Top Executives: Salary, career path, job outlook, education and more
- Education Required
- Many top executives have a bachelors or masters degree in business administration or in an area related to their field of work. Top executives in the public sector often have a degree in business administration, public administration, law, or the liberal arts. Top executives of large corporations often have a masters degree in business administration (MBA).
- Job Outlook
The projected percent change in employment from 2016 to 2026: 8% (As fast as average)
(The average growth rate for all occupations is 7 percent.)
- Some top executive positions may require the applicant to have a license or certification relevant to their area of management. For example, some employers may require their chief executive officer to be a certified public accountant (CPA).
- Median pay: How much do Top Executives make?
- $103,950 Annual Salary
- $49.97 per hour
Top executives devise strategies and policies to ensure that an organization meets its goals. They plan, direct, and coordinate operational activities of companies and organizations.
What do Top Executives do?
Top executives typically do the following:
- Establish and carry out departmental or organizational goals, policies, and procedures
- Direct and oversee an organizations financial and budgetary activities
- Manage general activities related to making products and providing services
- Consult with other executives, staff, and board members about general operations
- Negotiate or approve contracts and agreements
- Appoint department heads and managers
- Analyze financial statements, sales reports, and other performance indicators
- Identify places to cut costs and to improve performance, policies, and programs
The responsibilities of top executives largely depend on an organizations size. For example, an owner or manager of a small organization, such as an independent retail store, often is responsible for purchasing, hiring, training, quality control, and day-to-day supervisory duties. In large organizations, however, top executives typically focus more on formulating policies and strategic planning, while general and operations managers direct day-to-day operations.
The following are examples of types of top executives:
Careers for Top Executives
- Board chairmen
- Chairpersons of the board
- Chief executive officers (C.E.O.)
- Chief executive officers (CEOs)
- Chief financial officers (C.F.O.)
- Chief information officers (C.I.O.)
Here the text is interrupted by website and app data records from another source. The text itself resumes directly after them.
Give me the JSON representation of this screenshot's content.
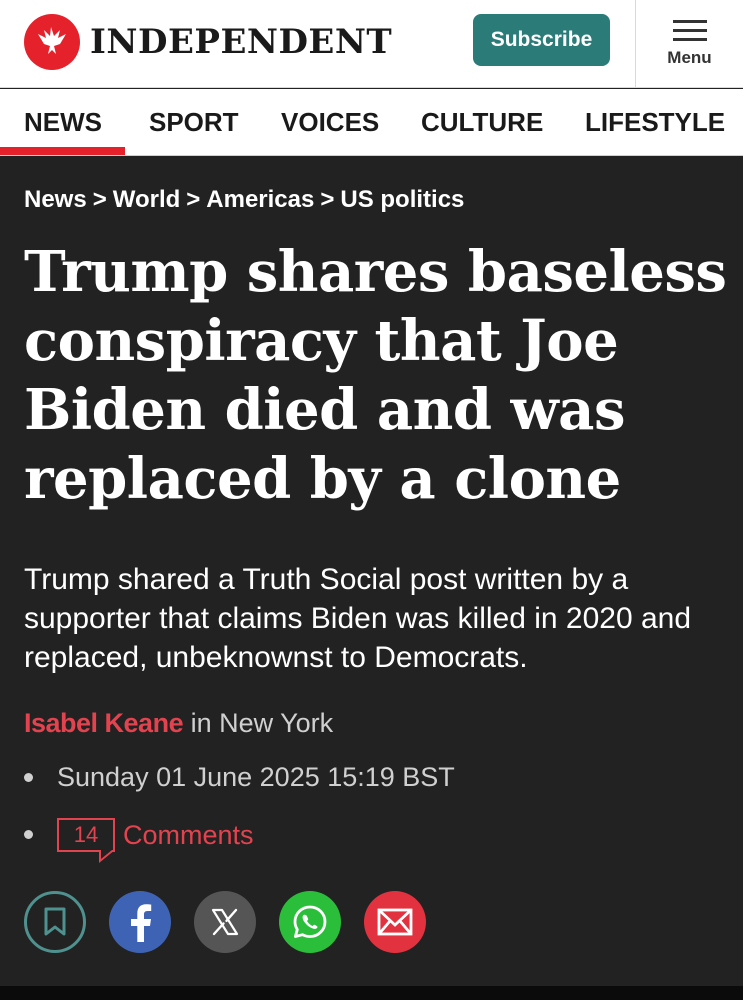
{
  "header": {
    "brand": "INDEPENDENT",
    "logo_icon": "eagle-icon",
    "subscribe_label": "Subscribe",
    "menu_label": "Menu",
    "colors": {
      "brand_red": "#e5222c",
      "subscribe_teal": "#2b7c79"
    }
  },
  "nav": {
    "items": [
      {
        "label": "NEWS",
        "active": true
      },
      {
        "label": "SPORT",
        "active": false
      },
      {
        "label": "VOICES",
        "active": false
      },
      {
        "label": "CULTURE",
        "active": false
      },
      {
        "label": "LIFESTYLE",
        "active": false
      }
    ]
  },
  "breadcrumb": {
    "items": [
      "News",
      "World",
      "Americas",
      "US politics"
    ],
    "separator": ">"
  },
  "article": {
    "headline": "Trump shares baseless conspiracy that Joe Biden died and was replaced by a clone",
    "standfirst": "Trump shared a Truth Social post written by a supporter that claims Biden was killed in 2020 and replaced, unbeknownst to Democrats.",
    "author": "Isabel Keane",
    "location_text": " in New York",
    "date": "Sunday 01 June 2025 15:19 BST",
    "comment_count": "14",
    "comments_label": "Comments",
    "background": "#222222",
    "accent": "#e2434f"
  },
  "share": {
    "buttons": [
      {
        "icon": "bookmark-icon",
        "color": "#4f918e"
      },
      {
        "icon": "facebook-icon",
        "color": "#3f63b4"
      },
      {
        "icon": "x-icon",
        "color": "#555555"
      },
      {
        "icon": "whatsapp-icon",
        "color": "#2bbe3a"
      },
      {
        "icon": "email-icon",
        "color": "#e2323f"
      }
    ]
  }
}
- Chief operating officers (C.O.O.)
- Chief sustainability officers
- City superintendents
- College presidents
- County administrators
- General and operations managers
- Lieutenant governors
- Operations managers
- School superintendents
- University presidents
- Vice presidents